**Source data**
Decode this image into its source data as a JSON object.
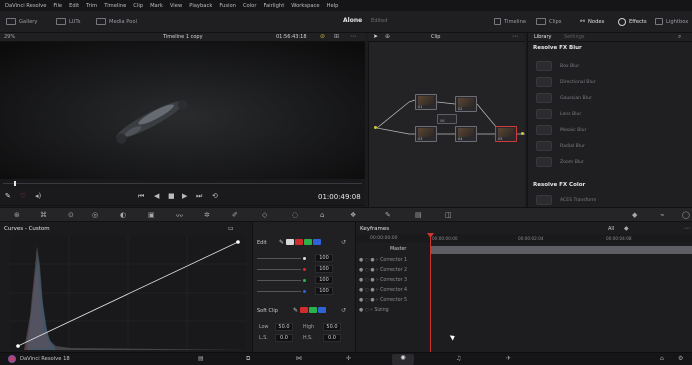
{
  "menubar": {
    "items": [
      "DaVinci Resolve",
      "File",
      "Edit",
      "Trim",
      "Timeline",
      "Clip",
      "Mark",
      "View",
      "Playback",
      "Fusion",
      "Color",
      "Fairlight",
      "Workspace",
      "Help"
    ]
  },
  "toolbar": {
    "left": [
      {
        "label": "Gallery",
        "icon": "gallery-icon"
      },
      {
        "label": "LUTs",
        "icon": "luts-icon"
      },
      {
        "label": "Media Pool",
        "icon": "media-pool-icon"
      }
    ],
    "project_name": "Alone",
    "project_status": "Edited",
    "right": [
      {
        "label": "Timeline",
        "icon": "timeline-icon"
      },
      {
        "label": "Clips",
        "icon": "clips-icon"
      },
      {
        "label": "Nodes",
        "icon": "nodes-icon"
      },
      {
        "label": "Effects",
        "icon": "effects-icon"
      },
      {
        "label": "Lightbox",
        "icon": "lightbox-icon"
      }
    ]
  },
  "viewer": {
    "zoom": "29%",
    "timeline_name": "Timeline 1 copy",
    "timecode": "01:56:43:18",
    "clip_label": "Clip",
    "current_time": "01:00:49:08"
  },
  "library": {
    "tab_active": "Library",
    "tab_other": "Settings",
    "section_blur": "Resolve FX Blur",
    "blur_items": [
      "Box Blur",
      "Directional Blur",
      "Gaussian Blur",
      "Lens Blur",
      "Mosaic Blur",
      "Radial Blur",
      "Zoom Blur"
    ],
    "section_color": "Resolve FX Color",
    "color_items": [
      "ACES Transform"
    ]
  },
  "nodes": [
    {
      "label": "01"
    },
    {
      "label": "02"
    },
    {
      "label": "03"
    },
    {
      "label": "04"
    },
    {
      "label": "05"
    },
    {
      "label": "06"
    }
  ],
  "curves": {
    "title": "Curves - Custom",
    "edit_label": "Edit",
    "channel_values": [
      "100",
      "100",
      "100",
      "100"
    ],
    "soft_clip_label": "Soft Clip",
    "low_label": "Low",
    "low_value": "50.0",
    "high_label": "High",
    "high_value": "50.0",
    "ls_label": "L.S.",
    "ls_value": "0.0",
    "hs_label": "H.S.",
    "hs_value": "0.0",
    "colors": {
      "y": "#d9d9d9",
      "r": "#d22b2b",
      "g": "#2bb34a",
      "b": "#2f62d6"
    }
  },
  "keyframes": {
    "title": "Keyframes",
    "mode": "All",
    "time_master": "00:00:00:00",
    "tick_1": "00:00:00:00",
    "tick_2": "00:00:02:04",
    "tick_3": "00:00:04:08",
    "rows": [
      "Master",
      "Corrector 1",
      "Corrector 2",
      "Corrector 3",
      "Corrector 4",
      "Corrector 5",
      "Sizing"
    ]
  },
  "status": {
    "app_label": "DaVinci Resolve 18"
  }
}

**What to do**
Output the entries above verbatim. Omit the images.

**Reply**
Decode this image into its source data as a JSON object.
{
  "menubar": {
    "items": [
      "DaVinci Resolve",
      "File",
      "Edit",
      "Trim",
      "Timeline",
      "Clip",
      "Mark",
      "View",
      "Playback",
      "Fusion",
      "Color",
      "Fairlight",
      "Workspace",
      "Help"
    ]
  },
  "toolbar": {
    "left": [
      {
        "label": "Gallery",
        "icon": "gallery-icon"
      },
      {
        "label": "LUTs",
        "icon": "luts-icon"
      },
      {
        "label": "Media Pool",
        "icon": "media-pool-icon"
      }
    ],
    "project_name": "Alone",
    "project_status": "Edited",
    "right": [
      {
        "label": "Timeline",
        "icon": "timeline-icon"
      },
      {
        "label": "Clips",
        "icon": "clips-icon"
      },
      {
        "label": "Nodes",
        "icon": "nodes-icon"
      },
      {
        "label": "Effects",
        "icon": "effects-icon"
      },
      {
        "label": "Lightbox",
        "icon": "lightbox-icon"
      }
    ]
  },
  "viewer": {
    "zoom": "29%",
    "timeline_name": "Timeline 1 copy",
    "timecode": "01:56:43:18",
    "clip_label": "Clip",
    "current_time": "01:00:49:08"
  },
  "library": {
    "tab_active": "Library",
    "tab_other": "Settings",
    "section_blur": "Resolve FX Blur",
    "blur_items": [
      "Box Blur",
      "Directional Blur",
      "Gaussian Blur",
      "Lens Blur",
      "Mosaic Blur",
      "Radial Blur",
      "Zoom Blur"
    ],
    "section_color": "Resolve FX Color",
    "color_items": [
      "ACES Transform"
    ]
  },
  "nodes": [
    {
      "label": "01"
    },
    {
      "label": "02"
    },
    {
      "label": "03"
    },
    {
      "label": "04"
    },
    {
      "label": "05"
    },
    {
      "label": "06"
    }
  ],
  "curves": {
    "title": "Curves - Custom",
    "edit_label": "Edit",
    "channel_values": [
      "100",
      "100",
      "100",
      "100"
    ],
    "soft_clip_label": "Soft Clip",
    "low_label": "Low",
    "low_value": "50.0",
    "high_label": "High",
    "high_value": "50.0",
    "ls_label": "L.S.",
    "ls_value": "0.0",
    "hs_label": "H.S.",
    "hs_value": "0.0",
    "colors": {
      "y": "#d9d9d9",
      "r": "#d22b2b",
      "g": "#2bb34a",
      "b": "#2f62d6"
    }
  },
  "keyframes": {
    "title": "Keyframes",
    "mode": "All",
    "time_master": "00:00:00:00",
    "tick_1": "00:00:00:00",
    "tick_2": "00:00:02:04",
    "tick_3": "00:00:04:08",
    "rows": [
      "Master",
      "Corrector 1",
      "Corrector 2",
      "Corrector 3",
      "Corrector 4",
      "Corrector 5",
      "Sizing"
    ]
  },
  "status": {
    "app_label": "DaVinci Resolve 18"
  }
}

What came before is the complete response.